Gram Negative Bacilli
A urinary tract infection as a result of Proteus mirabilis facilitates the formation of kidney stones because the organism:
|A||Destroys blood vessels in the kidney|
|B||Exhibits "swarming" motility|
|C||Ferments many sugars|
|D||Produces a potent urease|
a. Most Proteus infections arise from the urinary tract. P. mirabilis causes only 1–2% of cases of UTI in healthy women, and Proteus species collectively cause only 5% of cases of hospital-acquired UTI.
b. However, Proteus is responsible for 10–15% of cases of complicated UTI, primarily those associated with catheterization; in the setting of long-term catheterization, the prevalence of Proteus UTI is 20–45%.

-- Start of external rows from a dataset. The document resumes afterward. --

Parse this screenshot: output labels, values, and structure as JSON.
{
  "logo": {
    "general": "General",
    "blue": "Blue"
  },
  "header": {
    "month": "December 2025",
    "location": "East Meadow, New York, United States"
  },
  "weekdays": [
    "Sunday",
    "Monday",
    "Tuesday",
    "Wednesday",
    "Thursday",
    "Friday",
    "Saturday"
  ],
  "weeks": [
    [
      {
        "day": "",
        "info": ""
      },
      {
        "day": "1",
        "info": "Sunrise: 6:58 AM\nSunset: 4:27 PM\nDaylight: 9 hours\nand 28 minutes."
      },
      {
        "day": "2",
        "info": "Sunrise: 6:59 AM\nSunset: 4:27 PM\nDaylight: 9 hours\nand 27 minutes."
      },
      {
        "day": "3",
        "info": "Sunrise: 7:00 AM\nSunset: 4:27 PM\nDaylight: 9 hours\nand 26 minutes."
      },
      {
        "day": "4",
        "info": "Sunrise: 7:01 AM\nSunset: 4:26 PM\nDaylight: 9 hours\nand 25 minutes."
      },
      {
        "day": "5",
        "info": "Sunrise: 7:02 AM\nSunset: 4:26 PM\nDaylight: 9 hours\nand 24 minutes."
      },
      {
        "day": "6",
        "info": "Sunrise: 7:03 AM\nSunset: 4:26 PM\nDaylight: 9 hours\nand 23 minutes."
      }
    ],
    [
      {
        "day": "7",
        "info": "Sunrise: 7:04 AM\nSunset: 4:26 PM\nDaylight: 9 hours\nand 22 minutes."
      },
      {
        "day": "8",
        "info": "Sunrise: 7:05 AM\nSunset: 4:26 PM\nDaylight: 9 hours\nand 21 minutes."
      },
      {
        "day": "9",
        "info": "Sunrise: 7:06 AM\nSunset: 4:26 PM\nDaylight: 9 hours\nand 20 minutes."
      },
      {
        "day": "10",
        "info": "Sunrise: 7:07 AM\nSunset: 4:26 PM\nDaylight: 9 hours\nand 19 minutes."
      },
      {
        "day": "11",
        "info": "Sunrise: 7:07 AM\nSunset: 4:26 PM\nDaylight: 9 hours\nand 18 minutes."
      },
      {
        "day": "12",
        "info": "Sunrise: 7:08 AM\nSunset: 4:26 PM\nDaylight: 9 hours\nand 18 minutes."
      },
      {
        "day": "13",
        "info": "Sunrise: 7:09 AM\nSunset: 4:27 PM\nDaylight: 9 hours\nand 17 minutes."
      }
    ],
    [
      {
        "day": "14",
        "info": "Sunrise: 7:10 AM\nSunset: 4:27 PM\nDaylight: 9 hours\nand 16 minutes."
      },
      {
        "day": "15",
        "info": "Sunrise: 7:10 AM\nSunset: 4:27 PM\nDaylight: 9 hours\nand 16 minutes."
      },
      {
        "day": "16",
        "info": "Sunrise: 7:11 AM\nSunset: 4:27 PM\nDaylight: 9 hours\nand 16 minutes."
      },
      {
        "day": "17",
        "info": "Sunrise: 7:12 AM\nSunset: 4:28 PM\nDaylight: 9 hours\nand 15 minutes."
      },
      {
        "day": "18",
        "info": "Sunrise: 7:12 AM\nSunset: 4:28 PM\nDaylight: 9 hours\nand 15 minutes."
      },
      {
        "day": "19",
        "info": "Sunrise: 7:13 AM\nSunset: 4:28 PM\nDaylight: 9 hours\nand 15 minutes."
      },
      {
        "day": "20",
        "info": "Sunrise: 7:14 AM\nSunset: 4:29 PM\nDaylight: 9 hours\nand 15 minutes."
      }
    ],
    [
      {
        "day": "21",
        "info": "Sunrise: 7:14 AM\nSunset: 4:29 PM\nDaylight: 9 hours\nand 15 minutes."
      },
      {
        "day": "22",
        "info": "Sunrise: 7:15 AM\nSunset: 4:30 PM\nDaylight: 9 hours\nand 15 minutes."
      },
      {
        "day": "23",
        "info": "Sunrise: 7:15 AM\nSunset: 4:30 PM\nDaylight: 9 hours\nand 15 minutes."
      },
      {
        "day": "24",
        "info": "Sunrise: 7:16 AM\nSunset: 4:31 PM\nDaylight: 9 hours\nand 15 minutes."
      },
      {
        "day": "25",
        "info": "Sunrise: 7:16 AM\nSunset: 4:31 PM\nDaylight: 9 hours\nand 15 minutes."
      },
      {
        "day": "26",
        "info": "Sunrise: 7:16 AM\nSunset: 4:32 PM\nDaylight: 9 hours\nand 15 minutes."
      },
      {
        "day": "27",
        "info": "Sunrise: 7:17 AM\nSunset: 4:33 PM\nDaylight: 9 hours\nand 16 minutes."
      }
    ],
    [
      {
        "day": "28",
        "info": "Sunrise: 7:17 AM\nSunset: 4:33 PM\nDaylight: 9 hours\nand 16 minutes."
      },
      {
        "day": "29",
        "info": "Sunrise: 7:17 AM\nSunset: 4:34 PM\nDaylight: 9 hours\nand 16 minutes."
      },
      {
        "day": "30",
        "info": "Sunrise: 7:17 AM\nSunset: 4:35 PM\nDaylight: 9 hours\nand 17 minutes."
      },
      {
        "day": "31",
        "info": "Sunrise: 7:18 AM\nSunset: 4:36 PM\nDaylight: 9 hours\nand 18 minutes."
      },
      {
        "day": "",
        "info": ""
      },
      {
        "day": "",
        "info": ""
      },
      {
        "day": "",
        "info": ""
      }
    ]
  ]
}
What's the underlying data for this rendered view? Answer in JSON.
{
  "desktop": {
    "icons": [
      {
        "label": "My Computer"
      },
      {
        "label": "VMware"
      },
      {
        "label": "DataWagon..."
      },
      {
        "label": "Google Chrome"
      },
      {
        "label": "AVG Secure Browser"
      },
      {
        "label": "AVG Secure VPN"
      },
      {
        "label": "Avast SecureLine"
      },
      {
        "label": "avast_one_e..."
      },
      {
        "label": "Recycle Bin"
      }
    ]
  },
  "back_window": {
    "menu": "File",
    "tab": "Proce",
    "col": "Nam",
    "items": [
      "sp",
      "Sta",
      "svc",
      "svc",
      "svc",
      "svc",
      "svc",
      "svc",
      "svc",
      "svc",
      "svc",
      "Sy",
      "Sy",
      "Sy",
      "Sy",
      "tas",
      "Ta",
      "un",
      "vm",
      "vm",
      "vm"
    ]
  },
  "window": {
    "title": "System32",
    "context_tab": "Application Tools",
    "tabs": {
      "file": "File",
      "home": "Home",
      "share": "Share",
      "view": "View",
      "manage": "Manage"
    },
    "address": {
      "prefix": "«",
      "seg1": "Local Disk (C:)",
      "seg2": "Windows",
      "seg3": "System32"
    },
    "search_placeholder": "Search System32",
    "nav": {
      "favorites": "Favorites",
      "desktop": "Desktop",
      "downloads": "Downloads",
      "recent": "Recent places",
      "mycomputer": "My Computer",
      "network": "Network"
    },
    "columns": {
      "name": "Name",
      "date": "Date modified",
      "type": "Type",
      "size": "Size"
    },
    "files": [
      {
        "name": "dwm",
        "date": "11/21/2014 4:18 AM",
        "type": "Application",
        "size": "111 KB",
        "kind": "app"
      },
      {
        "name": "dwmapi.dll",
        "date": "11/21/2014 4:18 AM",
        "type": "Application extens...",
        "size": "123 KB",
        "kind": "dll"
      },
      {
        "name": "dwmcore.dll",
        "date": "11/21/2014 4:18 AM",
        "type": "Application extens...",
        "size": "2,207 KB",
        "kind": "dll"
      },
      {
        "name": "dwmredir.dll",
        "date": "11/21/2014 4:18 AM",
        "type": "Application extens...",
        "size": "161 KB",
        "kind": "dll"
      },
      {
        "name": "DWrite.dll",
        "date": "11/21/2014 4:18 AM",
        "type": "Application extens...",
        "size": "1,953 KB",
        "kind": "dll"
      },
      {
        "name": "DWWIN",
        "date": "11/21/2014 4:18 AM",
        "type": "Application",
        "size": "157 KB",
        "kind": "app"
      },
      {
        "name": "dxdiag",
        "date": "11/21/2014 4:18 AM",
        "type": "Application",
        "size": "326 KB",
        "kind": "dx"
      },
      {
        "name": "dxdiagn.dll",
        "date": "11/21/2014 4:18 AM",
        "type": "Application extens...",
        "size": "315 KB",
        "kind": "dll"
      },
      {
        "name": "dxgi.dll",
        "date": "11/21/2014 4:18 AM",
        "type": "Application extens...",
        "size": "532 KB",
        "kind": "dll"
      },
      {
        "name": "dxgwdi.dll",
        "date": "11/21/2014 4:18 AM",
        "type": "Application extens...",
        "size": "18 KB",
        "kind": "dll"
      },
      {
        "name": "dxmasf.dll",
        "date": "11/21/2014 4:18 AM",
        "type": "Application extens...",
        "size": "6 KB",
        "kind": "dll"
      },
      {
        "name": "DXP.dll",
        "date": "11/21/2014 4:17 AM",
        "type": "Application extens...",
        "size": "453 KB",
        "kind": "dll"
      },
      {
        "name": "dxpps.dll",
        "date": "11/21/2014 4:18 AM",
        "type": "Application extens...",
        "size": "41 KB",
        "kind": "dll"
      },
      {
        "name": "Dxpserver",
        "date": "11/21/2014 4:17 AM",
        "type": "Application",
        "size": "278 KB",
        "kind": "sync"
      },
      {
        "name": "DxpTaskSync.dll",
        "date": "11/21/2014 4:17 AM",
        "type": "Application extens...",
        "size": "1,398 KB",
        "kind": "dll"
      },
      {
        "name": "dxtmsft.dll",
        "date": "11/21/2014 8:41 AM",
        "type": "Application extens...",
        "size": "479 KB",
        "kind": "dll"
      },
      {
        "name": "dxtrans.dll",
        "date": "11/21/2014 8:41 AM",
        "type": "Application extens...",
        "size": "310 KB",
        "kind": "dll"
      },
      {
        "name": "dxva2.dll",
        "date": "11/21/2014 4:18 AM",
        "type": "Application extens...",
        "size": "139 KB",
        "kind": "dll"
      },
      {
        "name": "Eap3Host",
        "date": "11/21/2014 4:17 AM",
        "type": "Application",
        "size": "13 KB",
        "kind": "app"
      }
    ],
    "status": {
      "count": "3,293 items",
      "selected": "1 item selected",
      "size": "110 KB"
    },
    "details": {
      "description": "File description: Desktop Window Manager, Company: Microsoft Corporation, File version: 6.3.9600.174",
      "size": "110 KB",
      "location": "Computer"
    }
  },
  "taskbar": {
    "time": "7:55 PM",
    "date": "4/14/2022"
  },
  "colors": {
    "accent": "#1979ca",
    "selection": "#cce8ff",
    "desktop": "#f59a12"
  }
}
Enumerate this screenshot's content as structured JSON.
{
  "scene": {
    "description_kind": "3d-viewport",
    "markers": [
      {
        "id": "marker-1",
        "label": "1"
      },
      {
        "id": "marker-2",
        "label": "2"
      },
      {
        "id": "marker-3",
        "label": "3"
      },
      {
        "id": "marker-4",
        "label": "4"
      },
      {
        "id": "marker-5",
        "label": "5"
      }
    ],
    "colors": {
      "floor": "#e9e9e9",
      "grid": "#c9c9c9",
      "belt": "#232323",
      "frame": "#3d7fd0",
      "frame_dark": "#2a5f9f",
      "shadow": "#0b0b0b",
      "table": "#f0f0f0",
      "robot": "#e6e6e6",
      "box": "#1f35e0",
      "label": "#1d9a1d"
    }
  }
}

c. This high prevalence is due in part to bacterial production of urease, which hydrolyzes urea to ammonia and results in alkalization of the urine.
d. Alkalization of urine, in turn, leads to precipitation of organic and inorganic compounds, with the formation of struvite and carbonate-apatite crystals, the formation of biofilms on catheters, and/or the development of calculi.
i. Proteus becomes associated with the stones and biofilms; thereafter, it usually can be eradicated only by the removal of the stones or the catheter. Over time, staghorn calculi may form and lead to obstruction and renal failure.
ii. Thus, urine samples with unexplained alkalinity should be cultured for Proteus, and identification of a Proteus species should prompt an evaluation for urolithiasis.